> **Work required**:
Copy all lines containing the string "here" from the records below.

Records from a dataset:

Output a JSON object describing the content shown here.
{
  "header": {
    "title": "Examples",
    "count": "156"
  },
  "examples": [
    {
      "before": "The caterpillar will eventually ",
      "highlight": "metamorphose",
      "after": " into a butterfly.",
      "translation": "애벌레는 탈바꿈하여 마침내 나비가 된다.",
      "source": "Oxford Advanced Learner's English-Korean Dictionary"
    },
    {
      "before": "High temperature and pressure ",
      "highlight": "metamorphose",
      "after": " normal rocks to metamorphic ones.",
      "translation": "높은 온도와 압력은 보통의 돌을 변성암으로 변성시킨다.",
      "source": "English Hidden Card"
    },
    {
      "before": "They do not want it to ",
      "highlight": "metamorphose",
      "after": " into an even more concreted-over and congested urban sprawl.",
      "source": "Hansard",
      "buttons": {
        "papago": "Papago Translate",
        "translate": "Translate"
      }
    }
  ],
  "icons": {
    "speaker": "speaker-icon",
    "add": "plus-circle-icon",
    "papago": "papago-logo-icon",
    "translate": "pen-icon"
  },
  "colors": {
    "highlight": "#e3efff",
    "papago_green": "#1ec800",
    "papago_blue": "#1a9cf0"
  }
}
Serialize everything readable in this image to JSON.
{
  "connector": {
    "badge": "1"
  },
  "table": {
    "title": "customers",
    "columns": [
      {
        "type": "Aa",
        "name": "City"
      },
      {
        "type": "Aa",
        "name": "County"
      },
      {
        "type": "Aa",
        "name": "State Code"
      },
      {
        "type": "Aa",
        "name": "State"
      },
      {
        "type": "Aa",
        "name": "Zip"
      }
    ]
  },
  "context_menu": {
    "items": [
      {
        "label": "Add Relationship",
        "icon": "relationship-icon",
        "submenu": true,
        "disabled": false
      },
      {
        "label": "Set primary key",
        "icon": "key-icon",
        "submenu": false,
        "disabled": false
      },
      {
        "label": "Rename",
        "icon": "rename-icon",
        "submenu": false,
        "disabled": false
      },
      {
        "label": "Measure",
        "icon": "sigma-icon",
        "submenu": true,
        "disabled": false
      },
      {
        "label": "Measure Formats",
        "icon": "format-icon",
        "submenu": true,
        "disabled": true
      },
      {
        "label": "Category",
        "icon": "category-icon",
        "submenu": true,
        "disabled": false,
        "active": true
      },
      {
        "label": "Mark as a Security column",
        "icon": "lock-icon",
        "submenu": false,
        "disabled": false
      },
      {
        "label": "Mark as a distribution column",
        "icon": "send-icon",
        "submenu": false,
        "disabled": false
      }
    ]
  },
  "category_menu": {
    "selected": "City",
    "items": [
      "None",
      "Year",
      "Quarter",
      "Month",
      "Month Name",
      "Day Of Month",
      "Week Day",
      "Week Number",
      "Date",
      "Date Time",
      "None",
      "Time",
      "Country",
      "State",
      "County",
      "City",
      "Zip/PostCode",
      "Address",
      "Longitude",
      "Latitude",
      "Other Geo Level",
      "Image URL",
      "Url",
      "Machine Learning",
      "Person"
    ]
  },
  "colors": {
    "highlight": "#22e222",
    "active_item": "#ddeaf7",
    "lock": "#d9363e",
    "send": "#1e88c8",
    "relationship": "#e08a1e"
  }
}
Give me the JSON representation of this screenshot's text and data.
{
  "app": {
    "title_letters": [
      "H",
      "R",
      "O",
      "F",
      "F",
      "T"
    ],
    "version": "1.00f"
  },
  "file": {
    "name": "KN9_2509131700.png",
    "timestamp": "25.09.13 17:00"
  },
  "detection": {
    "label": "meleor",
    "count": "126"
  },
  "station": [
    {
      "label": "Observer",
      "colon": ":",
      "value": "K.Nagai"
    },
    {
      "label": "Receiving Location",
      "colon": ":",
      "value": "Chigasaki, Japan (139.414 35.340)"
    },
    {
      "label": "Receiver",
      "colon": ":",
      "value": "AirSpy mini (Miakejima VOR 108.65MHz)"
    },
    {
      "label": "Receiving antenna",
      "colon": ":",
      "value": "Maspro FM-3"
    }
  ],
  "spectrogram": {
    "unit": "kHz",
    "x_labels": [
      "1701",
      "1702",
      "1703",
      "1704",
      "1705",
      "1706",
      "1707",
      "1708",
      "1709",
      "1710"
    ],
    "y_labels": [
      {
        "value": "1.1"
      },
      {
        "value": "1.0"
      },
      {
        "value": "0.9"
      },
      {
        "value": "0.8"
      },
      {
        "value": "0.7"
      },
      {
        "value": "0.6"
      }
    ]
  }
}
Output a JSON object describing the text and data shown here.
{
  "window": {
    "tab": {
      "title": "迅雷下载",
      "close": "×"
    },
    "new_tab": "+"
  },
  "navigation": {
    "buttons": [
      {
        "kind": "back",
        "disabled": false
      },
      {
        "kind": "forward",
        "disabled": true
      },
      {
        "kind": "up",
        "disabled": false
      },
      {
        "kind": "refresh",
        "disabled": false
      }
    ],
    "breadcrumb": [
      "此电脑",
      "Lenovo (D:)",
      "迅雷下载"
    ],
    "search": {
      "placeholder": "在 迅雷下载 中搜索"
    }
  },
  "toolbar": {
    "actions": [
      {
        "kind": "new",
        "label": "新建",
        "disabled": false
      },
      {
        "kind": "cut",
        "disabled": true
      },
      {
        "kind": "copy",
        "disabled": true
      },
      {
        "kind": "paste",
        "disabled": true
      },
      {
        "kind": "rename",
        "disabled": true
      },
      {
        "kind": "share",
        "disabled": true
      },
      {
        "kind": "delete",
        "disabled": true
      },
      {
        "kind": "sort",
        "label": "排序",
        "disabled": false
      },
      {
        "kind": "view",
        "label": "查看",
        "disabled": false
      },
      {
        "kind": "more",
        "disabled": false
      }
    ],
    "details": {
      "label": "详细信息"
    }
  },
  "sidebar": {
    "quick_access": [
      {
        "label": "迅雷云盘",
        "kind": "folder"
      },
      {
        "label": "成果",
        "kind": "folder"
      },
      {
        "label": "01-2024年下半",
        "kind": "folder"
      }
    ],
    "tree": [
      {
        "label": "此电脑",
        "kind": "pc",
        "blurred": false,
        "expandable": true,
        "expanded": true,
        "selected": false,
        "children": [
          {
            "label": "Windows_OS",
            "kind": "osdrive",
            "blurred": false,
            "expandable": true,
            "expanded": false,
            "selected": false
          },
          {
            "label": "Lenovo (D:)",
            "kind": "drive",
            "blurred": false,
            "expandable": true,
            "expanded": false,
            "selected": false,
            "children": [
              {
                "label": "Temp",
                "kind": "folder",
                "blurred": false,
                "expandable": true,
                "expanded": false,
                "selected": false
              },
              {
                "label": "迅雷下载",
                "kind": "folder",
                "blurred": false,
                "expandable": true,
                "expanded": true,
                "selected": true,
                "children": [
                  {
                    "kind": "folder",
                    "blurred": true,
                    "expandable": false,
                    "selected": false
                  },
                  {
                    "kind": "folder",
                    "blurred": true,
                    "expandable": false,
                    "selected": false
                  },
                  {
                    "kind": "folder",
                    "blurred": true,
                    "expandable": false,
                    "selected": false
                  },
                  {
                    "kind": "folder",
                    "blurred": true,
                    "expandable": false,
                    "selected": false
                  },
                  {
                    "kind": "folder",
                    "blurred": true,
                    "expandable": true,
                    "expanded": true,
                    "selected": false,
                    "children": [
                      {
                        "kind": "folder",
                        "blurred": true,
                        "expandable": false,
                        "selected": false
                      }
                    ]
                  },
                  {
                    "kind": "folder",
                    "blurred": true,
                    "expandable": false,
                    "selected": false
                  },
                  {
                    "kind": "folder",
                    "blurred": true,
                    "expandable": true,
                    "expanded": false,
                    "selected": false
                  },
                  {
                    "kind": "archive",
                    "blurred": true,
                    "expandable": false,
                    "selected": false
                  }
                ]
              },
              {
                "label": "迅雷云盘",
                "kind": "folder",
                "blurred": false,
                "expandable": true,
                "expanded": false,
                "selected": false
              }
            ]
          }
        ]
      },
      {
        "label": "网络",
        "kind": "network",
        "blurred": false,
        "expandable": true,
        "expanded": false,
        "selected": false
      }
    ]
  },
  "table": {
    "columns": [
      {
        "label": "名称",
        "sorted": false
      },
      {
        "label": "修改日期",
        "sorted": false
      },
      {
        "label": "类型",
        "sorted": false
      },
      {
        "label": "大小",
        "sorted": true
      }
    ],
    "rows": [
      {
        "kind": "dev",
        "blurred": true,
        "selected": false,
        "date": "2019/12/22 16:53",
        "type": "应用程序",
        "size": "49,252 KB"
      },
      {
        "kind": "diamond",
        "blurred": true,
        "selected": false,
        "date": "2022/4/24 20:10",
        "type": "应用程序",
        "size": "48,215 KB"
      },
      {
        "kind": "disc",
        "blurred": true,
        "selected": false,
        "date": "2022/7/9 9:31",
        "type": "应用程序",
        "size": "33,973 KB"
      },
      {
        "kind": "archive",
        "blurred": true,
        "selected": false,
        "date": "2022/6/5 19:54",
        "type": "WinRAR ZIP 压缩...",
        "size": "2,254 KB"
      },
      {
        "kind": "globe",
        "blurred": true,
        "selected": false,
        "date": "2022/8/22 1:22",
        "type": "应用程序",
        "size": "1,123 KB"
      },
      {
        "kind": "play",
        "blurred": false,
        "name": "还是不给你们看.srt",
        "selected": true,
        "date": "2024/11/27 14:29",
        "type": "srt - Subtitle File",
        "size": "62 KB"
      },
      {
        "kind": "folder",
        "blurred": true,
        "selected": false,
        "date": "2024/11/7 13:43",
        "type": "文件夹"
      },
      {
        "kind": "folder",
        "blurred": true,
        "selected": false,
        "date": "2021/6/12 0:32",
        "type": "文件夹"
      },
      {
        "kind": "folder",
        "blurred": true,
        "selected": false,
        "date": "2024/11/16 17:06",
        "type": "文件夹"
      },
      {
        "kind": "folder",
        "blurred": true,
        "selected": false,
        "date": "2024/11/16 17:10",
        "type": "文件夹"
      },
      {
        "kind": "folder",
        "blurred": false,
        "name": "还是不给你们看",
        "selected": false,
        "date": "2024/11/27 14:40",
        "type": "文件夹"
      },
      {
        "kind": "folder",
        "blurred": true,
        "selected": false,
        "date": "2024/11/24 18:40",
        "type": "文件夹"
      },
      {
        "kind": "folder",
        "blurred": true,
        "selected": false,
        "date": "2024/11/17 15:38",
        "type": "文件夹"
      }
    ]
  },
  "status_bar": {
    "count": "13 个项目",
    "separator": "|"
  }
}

> **Answer**:
Output a JSON object describing the content shown here.
Output a JSON object describing the text and data shown here.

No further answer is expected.